Sunday, March 28, 2010

Sarah, Plain and White

My British friends (two of them, at least) assure me that a character like Sarah Palin could never gain traction in English politics. Here’s my theory as to why this should be so: In the UK there is more respect for informed opinion than there is here. I think this explains a lot about American politics.

I have often heard that Americans are just plain dumb, but I don’t buy this explanation. At least not exactly. If being smart means being able to figure out your situation and responding to it appropriately, Americans do as well as anyone else. We do have certain emblems of achievement: the largest economy in the world; the best equipped and trained military in the world; the best record of achievement in Nobel Prizes; the best university system in the world -- to name a few.

So I’m not quite satisfied with the “Americans are just plain dumb” explanation. And yet choosing Sarah Palin as a leader is a festering symptom of some kind of mental lapse. So how do we explain her popularity with the Tea Partiers?

Back to the “respect for informed opinion” factor. Sarah Palin is well liked because she promotes the Tea Party narrative of America. According to this narrative, Americans have always been hard-working white individualists who don’t need the government and who give their children names like George and Jennifer -- not names like Consuelo, Enrique, Latifah or Shaquille.

According to the Tea Party version of history, America has been “taken away” by the wrong people, people who use the government to ruin the lives of hard-working white people by siphoning off unearned cash into their own pockets.

I know something about this because I received a number of angry responses to an article I wrote for the Ledger a couple weeks ago. Angry email responses provoked by my article alluded to the unfairness of government programs for poor people, and some of the responses specified the non-whiteness of those they imagined to be the main beneficiaries of these programs. When I replied to these angry writers pointing out that a lot of government programs have historically favored white people (the GI Bill as it was originally administered, the big tax breaks given to homeowners, tax-supported public universities, and so on) my critics wrote back – should I say spewed back – that these government programs only served deserving Americans.

The overt racial element in these angry emails parallels the verbal bigotry that Democratic legislators faced from the Tea Partiers during the Health Care vote. I really believe their shouts of “We want our country back!” really mean “We white people want our country back.” It is racism, not government spending per se, that motivates an awful lot of them.

As I’ve said before, if it was really government debt they were worried about, they would have denounced Ronald Reagan and George W. Bush who first plunged us into serious debt. If it were government handouts in general that they hated, they would be demanding an end to tax write-offs for homeowners, and the closing of public universities. But they aren’t. They are angry at welfare recipients and those who will benefit from the new health care bill, and, according to their distorted perceptions, these beneficiaries are mainly Black or Hispanic and may even be undocumented Hispanic.

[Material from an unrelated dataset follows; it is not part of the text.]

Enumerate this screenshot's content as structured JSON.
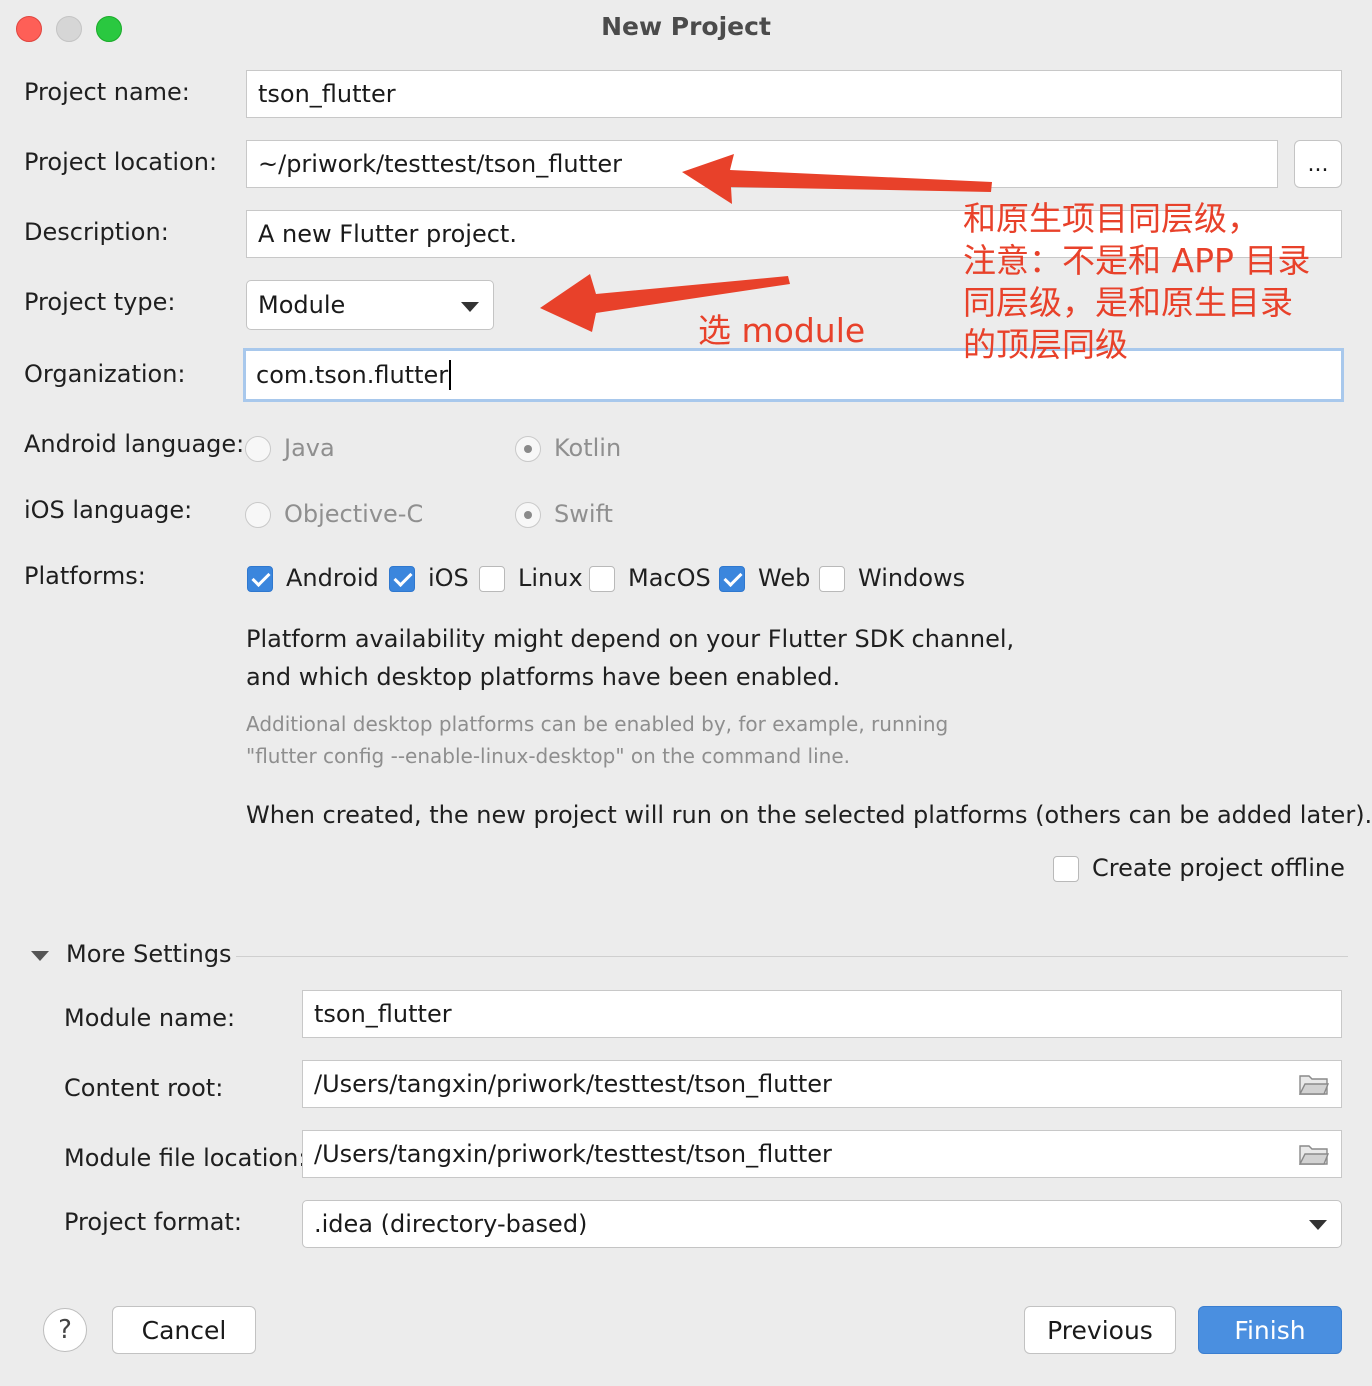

Sarah Palin suits them because she is a relatively attractive white woman who massages their prejudices. Would it be possible for a Black woman or a Wise Latina Woman to play her role? In a word, no. First, because only people who have enjoyed the privileges of whiteness could spout the nonsense that Palin peddles, and secondly, because the racist factor means that for many Tea Partiers only white people fit the image of true Americans.

Yes, there is racism in Britain, but what seems special about Tea Party racism is its elaborate self delusion about government handouts constructed on a foundation of anti-intellectualism. And anti-intellectualism is one of those things that we Americans still do better than most.